Look no further than the amiibo, those silly little bits of plastic, that are effectively microtransactions masquerading as toys. Because they look cool and are addictively collectible, their implementation in-game feels more like a secondary feature. Will we pay $12.99 for a Fox McCloud costume in Mario Kart? Not likely, but we’ll gladly fork out that amount for a Fox McCloud amiibo that just so happens to yield an in-game outfit, as well.
When all is said and done, this is little more than rumination and positing, of course. Mario Tennis Aces’ framework that encourages completionists to play online may be an outlier, and Smash Bros. could just as well return to the tried-and-true formula of standard unlockable characters followed up by DLC fighters post-release.
But Nintendo is trying to sell an idea here, one that is unlike any that they have ventured into in the company’s long history. Though a sizeable number of people will gladly adopt the new service regardless, others may need their arm twisted a little bit. Tournaments, additional modes, skins, characters, time-limited content… it all adds up to an awfully bendy limb, and if there’s enough on offer, perhaps they’ll be inclined to renew for another few months.
It’s important to note that Nintendo has a lot of ground to catch up on here, and a little bit of tomfoolery to expedite and inflate the process, particularly when the Switch is such a hot ticket, could pay real dividends. You want the major online players to come to the platform?
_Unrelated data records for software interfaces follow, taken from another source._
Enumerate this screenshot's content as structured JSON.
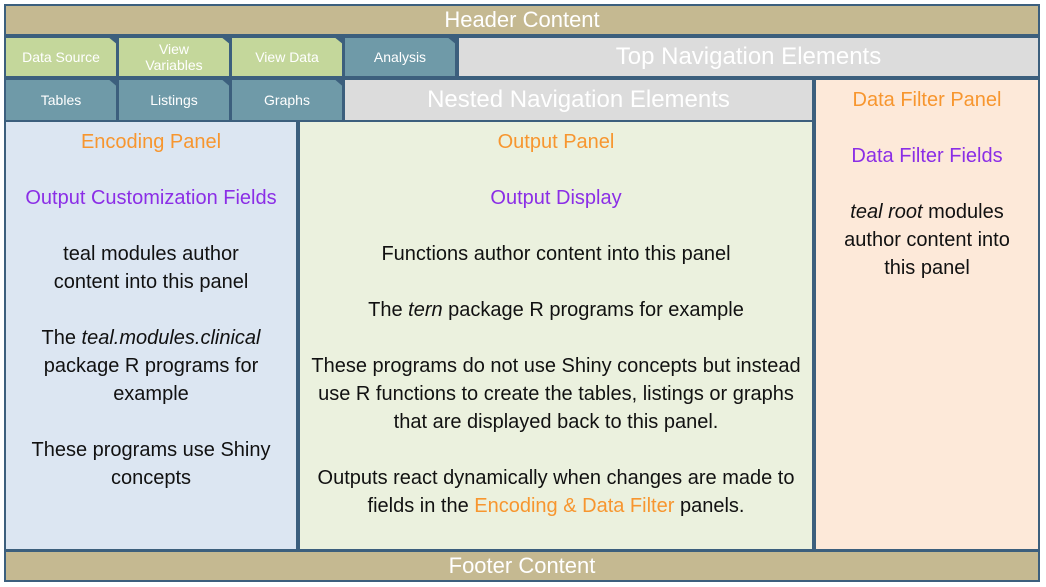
{
  "header": {
    "text": "Header Content"
  },
  "footer": {
    "text": "Footer Content"
  },
  "top_nav": {
    "tabs": [
      {
        "label": "Data Source"
      },
      {
        "label": "View Variables"
      },
      {
        "label": "View Data"
      },
      {
        "label": "Analysis"
      }
    ],
    "label": "Top Navigation Elements"
  },
  "nested_nav": {
    "tabs": [
      {
        "label": "Tables"
      },
      {
        "label": "Listings"
      },
      {
        "label": "Graphs"
      }
    ],
    "label": "Nested Navigation Elements"
  },
  "encoding_panel": {
    "title": "Encoding Panel",
    "fields": "Output Customization Fields",
    "para1": "teal modules author content into this panel",
    "para2_prefix": "The ",
    "para2_italic": "teal.modules.clinical",
    "para2_suffix": " package R programs for example",
    "para3": "These programs use Shiny concepts"
  },
  "output_panel": {
    "title": "Output Panel",
    "fields": "Output Display",
    "para1": "Functions author content into this panel",
    "para2_prefix": "The ",
    "para2_italic": "tern",
    "para2_suffix": " package R programs for example",
    "para3": "These programs do not use Shiny concepts but instead use R functions to create the tables, listings or graphs that are displayed back to this panel.",
    "para4_prefix": "Outputs react dynamically when changes are made to fields in the ",
    "para4_highlight": "Encoding & Data Filter",
    "para4_suffix": " panels."
  },
  "filter_panel": {
    "title": "Data Filter Panel",
    "fields": "Data Filter Fields",
    "para1_italic": "teal root",
    "para1_suffix": " modules author content into this panel"
  },
  "colors": {
    "frame": "#3c5f7d",
    "header_footer": "#c5b991",
    "tab_green": "#c4d79b",
    "tab_teal": "#6f9aa8",
    "encoding_bg": "#dce6f2",
    "output_bg": "#ebf1de",
    "filter_bg": "#fde9d9",
    "title_orange": "#f7962f",
    "fields_purple": "#8b2ee6"
  }
}
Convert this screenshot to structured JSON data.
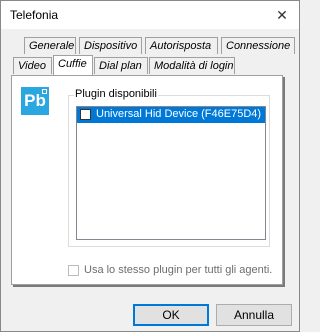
{
  "window": {
    "title": "Telefonia",
    "close_glyph": "✕"
  },
  "tabs": {
    "row_back": [
      "Generale",
      "Dispositivo",
      "Autorisposta",
      "Connessione"
    ],
    "row_front": [
      "Video",
      "Cuffie",
      "Dial plan",
      "Modalità di login"
    ],
    "active": "Cuffie"
  },
  "panel": {
    "logo_text": "Pb",
    "group_label": "Plugin disponibili",
    "plugins": [
      {
        "name": "Universal Hid Device (F46E75D4)",
        "checked": false,
        "selected": true
      }
    ],
    "all_agents_label": "Usa lo stesso plugin per tutti gli agenti.",
    "all_agents_checked": false
  },
  "buttons": {
    "ok": "OK",
    "cancel": "Annulla"
  },
  "colors": {
    "logo": "#2aa7e0",
    "selection": "#0078d7"
  }
}
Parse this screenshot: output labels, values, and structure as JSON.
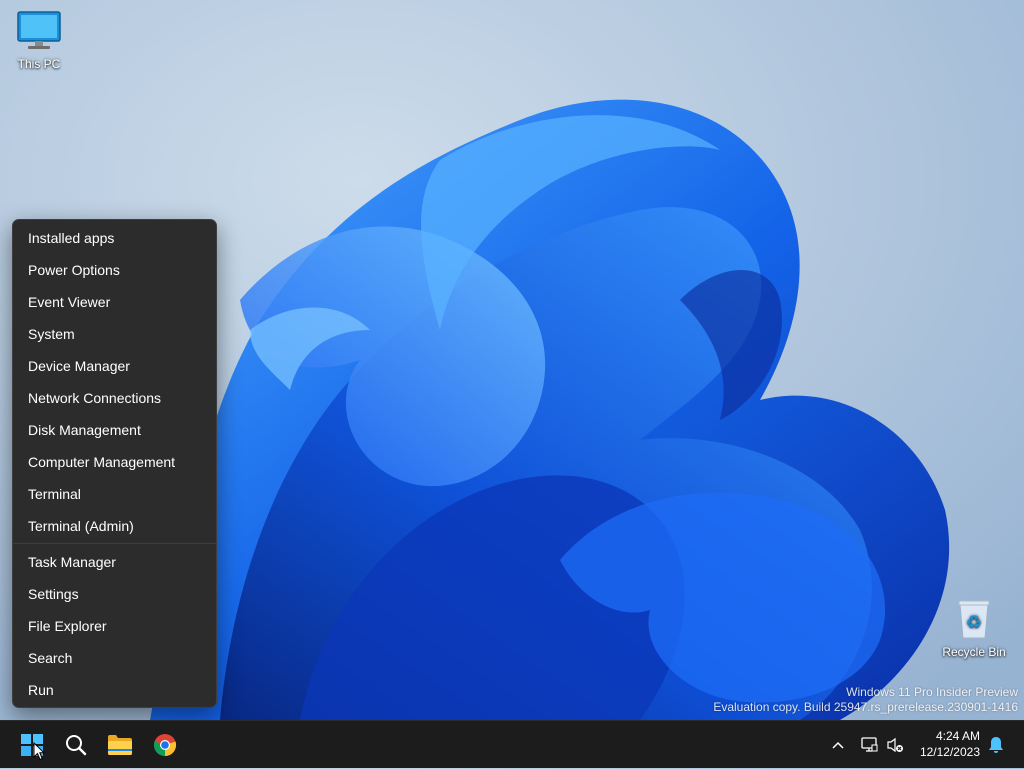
{
  "desktop": {
    "icons": [
      {
        "label": "This PC",
        "icon": "monitor-icon"
      },
      {
        "label": "Recycle Bin",
        "icon": "recycle-bin-icon"
      }
    ],
    "watermark": {
      "line1": "Windows 11 Pro Insider Preview",
      "line2": "Evaluation copy. Build 25947.rs_prerelease.230901-1416"
    }
  },
  "context_menu": {
    "group1": [
      "Installed apps",
      "Power Options",
      "Event Viewer",
      "System",
      "Device Manager",
      "Network Connections",
      "Disk Management",
      "Computer Management",
      "Terminal",
      "Terminal (Admin)"
    ],
    "group2": [
      "Task Manager",
      "Settings",
      "File Explorer",
      "Search",
      "Run"
    ]
  },
  "taskbar": {
    "pinned": [
      "windows-start-icon",
      "search-icon",
      "file-explorer-icon",
      "chrome-icon"
    ],
    "tray_icons": [
      "chevron-up-icon",
      "network-icon",
      "volume-muted-icon"
    ],
    "time": "4:24 AM",
    "date": "12/12/2023",
    "notification_icon": "bell-icon"
  },
  "colors": {
    "menu_bg": "#2c2c2c",
    "taskbar_bg": "#1c1c1c",
    "accent": "#0f6cbd"
  }
}
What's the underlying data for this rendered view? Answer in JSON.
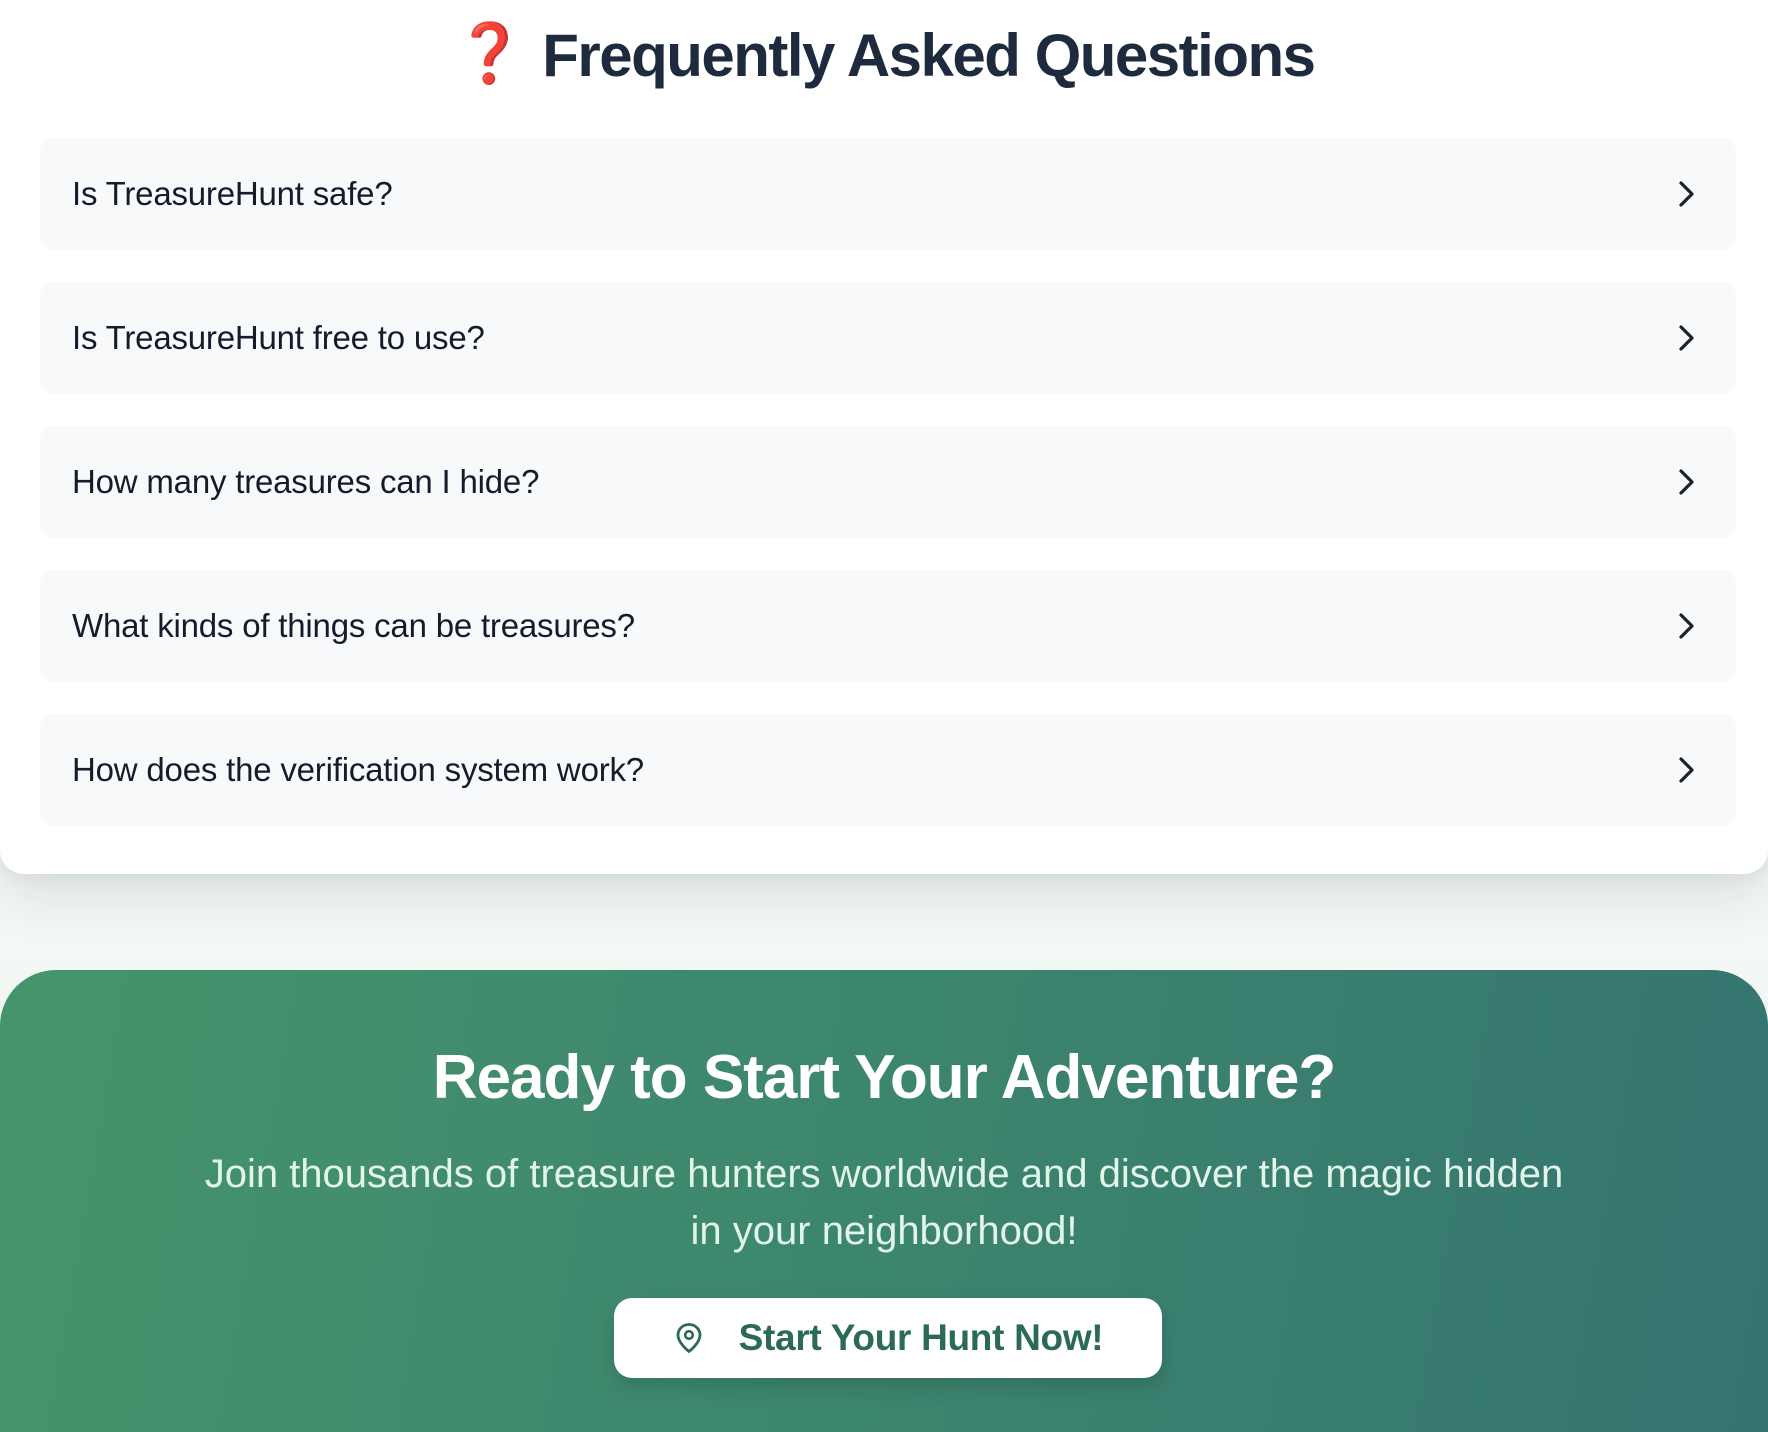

You want to play Fortnite, or Overwatch, or any number of other games of their ilk? Show that the Switch’s new online system has the attach numbers to make it worth developers’ while. If it takes something so transparent as extra content to convince stragglers to make the jump, so be it, right? …Right?
We’re left sitting on the fence, here. On the one hand, it’s another indictment on the modern model of video game development, where base content is being snatched from us in order to boost revenue. But one could equally play devil’s advocate here, taking a view that if Nintendo is able to really commit to this model, and offer content that is additional rather than fundamental, it could end up being something really unique and worth paying for.
One glance over at the bookcase nearby confirms that there are about thirty of those amiibo previously alluded to, proudly on display. Whatever happened there, it’s definitely working, and if it’s exploitative, then it’s at least in a way that’s palatable.
Koopa Troopa may seem an unlikely flag-bearer for Nintendo Switch Online, but who knows who else will follow suit? Maybe the plucky turtle is just the tip of the iceberg, and a small part of a movement that leads to a new era of flourishing online gaming on a Nintendo console – as if such a thing could even be conceivable. We can only wait and speculate, all while sharpening our skills on the tennis court…